## What you are asked to do
For each line below that includes the string "label", show the whole line.
┌─ Supplied data
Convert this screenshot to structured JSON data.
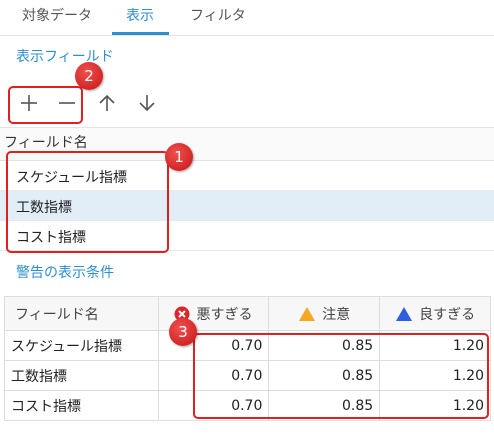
{
  "tabs": [
    {
      "label": "対象データ",
      "active": false
    },
    {
      "label": "表示",
      "active": true
    },
    {
      "label": "フィルタ",
      "active": false
    }
  ],
  "display_fields": {
    "title": "表示フィールド",
    "toolbar": {
      "add_icon": "plus-icon",
      "remove_icon": "minus-icon",
      "up_icon": "arrow-up-icon",
      "down_icon": "arrow-down-icon"
    },
    "column_header": "フィールド名",
    "items": [
      {
        "label": "スケジュール指標",
        "selected": false
      },
      {
        "label": "工数指標",
        "selected": true
      },
      {
        "label": "コスト指標",
        "selected": false
      }
    ]
  },
  "warning_conditions": {
    "title": "警告の表示条件",
    "headers": {
      "field": "フィールド名",
      "bad": "悪すぎる",
      "caution": "注意",
      "good": "良すぎる"
    },
    "rows": [
      {
        "field": "スケジュール指標",
        "bad": "0.70",
        "caution": "0.85",
        "good": "1.20"
      },
      {
        "field": "工数指標",
        "bad": "0.70",
        "caution": "0.85",
        "good": "1.20"
      },
      {
        "field": "コスト指標",
        "bad": "0.70",
        "caution": "0.85",
        "good": "1.20"
      }
    ]
  },
  "callouts": [
    "1",
    "2",
    "3"
  ],
  "colors": {
    "accent": "#2e8fd0",
    "selected_row": "#e1eef8",
    "callout": "#e02020",
    "bad_icon": "#d9262c",
    "caution_icon": "#f5a623",
    "good_icon": "#2f5fe0"
  }
}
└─
## Task output
      "label": "対象データ",
      "label": "表示",
      "label": "フィルタ",
        "label": "スケジュール指標",
        "label": "工数指標",
        "label": "コスト指標",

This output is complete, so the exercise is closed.